• EXERCISE DETAILS: Write the records out exactly as shown. No pictures.

[[ EXERCISE DATA, beginning ]]

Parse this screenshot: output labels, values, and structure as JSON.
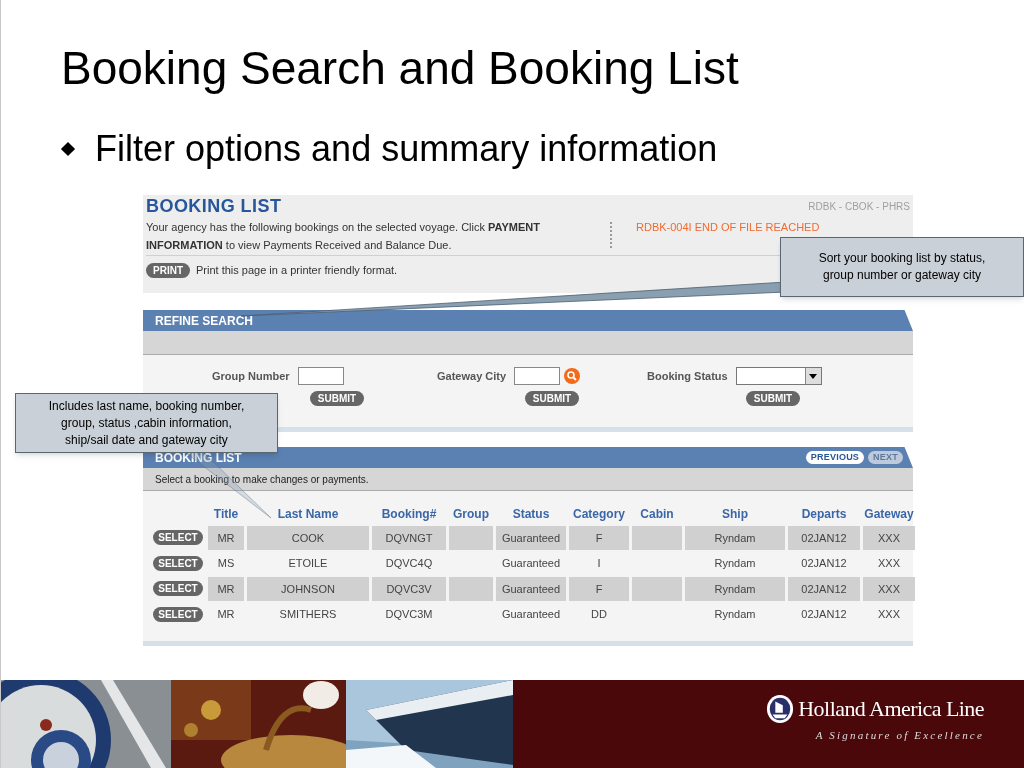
{
  "slide": {
    "title": "Booking Search and Booking List",
    "bullets": [
      "Filter options and summary information"
    ]
  },
  "page": {
    "header": {
      "title": "BOOKING LIST",
      "codes": "RDBK - CBOK - PHRS",
      "intro": "Your agency has the following bookings on the selected voyage. Click **PAYMENT INFORMATION** to view Payments Received and Balance Due.",
      "message": "RDBK-004I END OF FILE REACHED",
      "print_button": "PRINT",
      "print_note": "Print this page in a printer friendly format."
    },
    "refine_search": {
      "title": "REFINE SEARCH",
      "filters": [
        {
          "label": "Group Number",
          "kind": "text",
          "button": "SUBMIT"
        },
        {
          "label": "Gateway City",
          "kind": "lookup",
          "button": "SUBMIT"
        },
        {
          "label": "Booking Status",
          "kind": "select",
          "button": "SUBMIT"
        }
      ]
    },
    "booking_list": {
      "title": "BOOKING LIST",
      "hint": "Select a booking to make changes or payments.",
      "nav": [
        {
          "label": "PREVIOUS",
          "disabled": false
        },
        {
          "label": "NEXT",
          "disabled": true
        }
      ],
      "columns": [
        "Title",
        "Last Name",
        "Booking#",
        "Group",
        "Status",
        "Category",
        "Cabin",
        "Ship",
        "Departs",
        "Gateway"
      ],
      "rows": [
        {
          "button": "SELECT",
          "cells": [
            "MR",
            "COOK",
            "DQVNGT",
            "",
            "Guaranteed",
            "F",
            "",
            "Ryndam",
            "02JAN12",
            "XXX"
          ]
        },
        {
          "button": "SELECT",
          "cells": [
            "MS",
            "ETOILE",
            "DQVC4Q",
            "",
            "Guaranteed",
            "I",
            "",
            "Ryndam",
            "02JAN12",
            "XXX"
          ]
        },
        {
          "button": "SELECT",
          "cells": [
            "MR",
            "JOHNSON",
            "DQVC3V",
            "",
            "Guaranteed",
            "F",
            "",
            "Ryndam",
            "02JAN12",
            "XXX"
          ]
        },
        {
          "button": "SELECT",
          "cells": [
            "MR",
            "SMITHERS",
            "DQVC3M",
            "",
            "Guaranteed",
            "DD",
            "",
            "Ryndam",
            "02JAN12",
            "XXX"
          ]
        }
      ]
    }
  },
  "callouts": [
    {
      "text": "Sort your booking list by status, group number or gateway city"
    },
    {
      "text": "Includes last name, booking number, group, status ,cabin information, ship/sail date and gateway city"
    }
  ],
  "footer": {
    "brand": "Holland America Line",
    "tagline": "A Signature of Excellence"
  }
}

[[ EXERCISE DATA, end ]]

• SOLUTION TO THIS EXERCISE:
Parse this screenshot: output labels, values, and structure as JSON.
{
  "slide": {
    "title": "Booking Search and Booking List",
    "bullets": [
      "Filter options and summary information"
    ]
  },
  "page": {
    "header": {
      "title": "BOOKING LIST",
      "codes": "RDBK - CBOK - PHRS",
      "intro": "Your agency has the following bookings on the selected voyage. Click **PAYMENT INFORMATION** to view Payments Received and Balance Due.",
      "message": "RDBK-004I END OF FILE REACHED",
      "print_button": "PRINT",
      "print_note": "Print this page in a printer friendly format."
    },
    "refine_search": {
      "title": "REFINE SEARCH",
      "filters": [
        {
          "label": "Group Number",
          "kind": "text",
          "button": "SUBMIT"
        },
        {
          "label": "Gateway City",
          "kind": "lookup",
          "button": "SUBMIT"
        },
        {
          "label": "Booking Status",
          "kind": "select",
          "button": "SUBMIT"
        }
      ]
    },
    "booking_list": {
      "title": "BOOKING LIST",
      "hint": "Select a booking to make changes or payments.",
      "nav": [
        {
          "label": "PREVIOUS",
          "disabled": false
        },
        {
          "label": "NEXT",
          "disabled": true
        }
      ],
      "columns": [
        "Title",
        "Last Name",
        "Booking#",
        "Group",
        "Status",
        "Category",
        "Cabin",
        "Ship",
        "Departs",
        "Gateway"
      ],
      "rows": [
        {
          "button": "SELECT",
          "cells": [
            "MR",
            "COOK",
            "DQVNGT",
            "",
            "Guaranteed",
            "F",
            "",
            "Ryndam",
            "02JAN12",
            "XXX"
          ]
        },
        {
          "button": "SELECT",
          "cells": [
            "MS",
            "ETOILE",
            "DQVC4Q",
            "",
            "Guaranteed",
            "I",
            "",
            "Ryndam",
            "02JAN12",
            "XXX"
          ]
        },
        {
          "button": "SELECT",
          "cells": [
            "MR",
            "JOHNSON",
            "DQVC3V",
            "",
            "Guaranteed",
            "F",
            "",
            "Ryndam",
            "02JAN12",
            "XXX"
          ]
        },
        {
          "button": "SELECT",
          "cells": [
            "MR",
            "SMITHERS",
            "DQVC3M",
            "",
            "Guaranteed",
            "DD",
            "",
            "Ryndam",
            "02JAN12",
            "XXX"
          ]
        }
      ]
    }
  },
  "callouts": [
    {
      "text": "Sort your booking list by status, group number or gateway city"
    },
    {
      "text": "Includes last name, booking number, group, status ,cabin information, ship/sail date and gateway city"
    }
  ],
  "footer": {
    "brand": "Holland America Line",
    "tagline": "A Signature of Excellence"
  }
}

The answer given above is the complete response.